Problem requirements: The records follow. Filter them to the lines that hold "field".

- Opening Delimiter -

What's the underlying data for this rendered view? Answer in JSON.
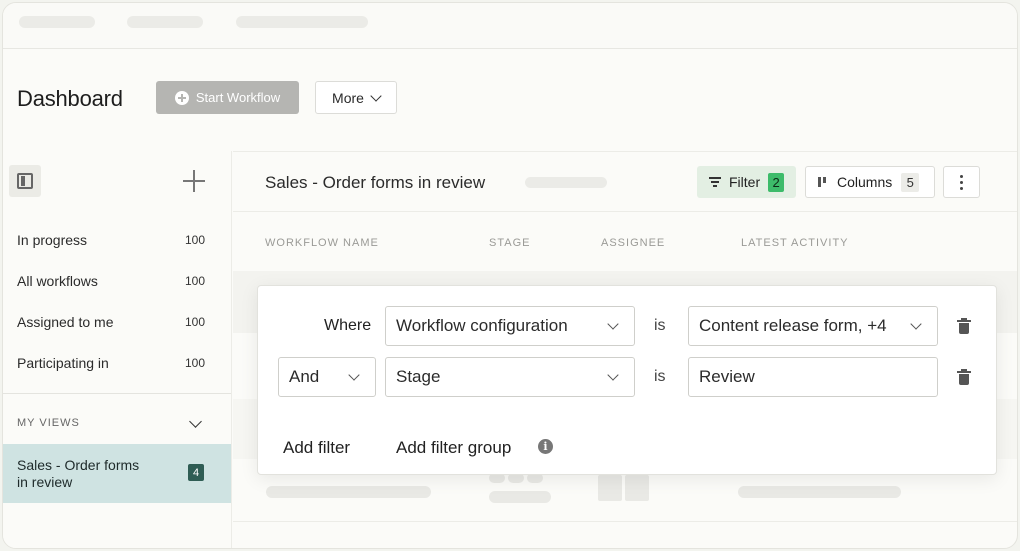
{
  "header": {
    "title": "Dashboard",
    "start_workflow_label": "Start Workflow",
    "more_label": "More"
  },
  "sidebar": {
    "items": [
      {
        "label": "In progress",
        "count": "100"
      },
      {
        "label": "All workflows",
        "count": "100"
      },
      {
        "label": "Assigned to me",
        "count": "100"
      },
      {
        "label": "Participating in",
        "count": "100"
      }
    ],
    "my_views_label": "MY VIEWS",
    "active_view": {
      "label": "Sales - Order forms in review",
      "count": "4"
    }
  },
  "main": {
    "view_title": "Sales - Order forms in review",
    "filter_label": "Filter",
    "filter_count": "2",
    "columns_label": "Columns",
    "columns_count": "5",
    "columns": [
      "WORKFLOW NAME",
      "STAGE",
      "ASSIGNEE",
      "LATEST ACTIVITY"
    ]
  },
  "filter_popover": {
    "rows": [
      {
        "conjunction": "Where",
        "field": "Workflow configuration",
        "operator": "is",
        "value": "Content release form, +4"
      },
      {
        "conjunction": "And",
        "field": "Stage",
        "operator": "is",
        "value": "Review"
      }
    ],
    "add_filter_label": "Add filter",
    "add_filter_group_label": "Add filter group",
    "info_glyph": "i"
  },
  "colors": {
    "accent_green": "#3dbb6a",
    "active_view_bg": "#cfe3e2",
    "filter_button_bg": "#e3efe3"
  }
}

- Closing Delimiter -

Task output:
        "field": "Workflow configuration",
        "field": "Stage",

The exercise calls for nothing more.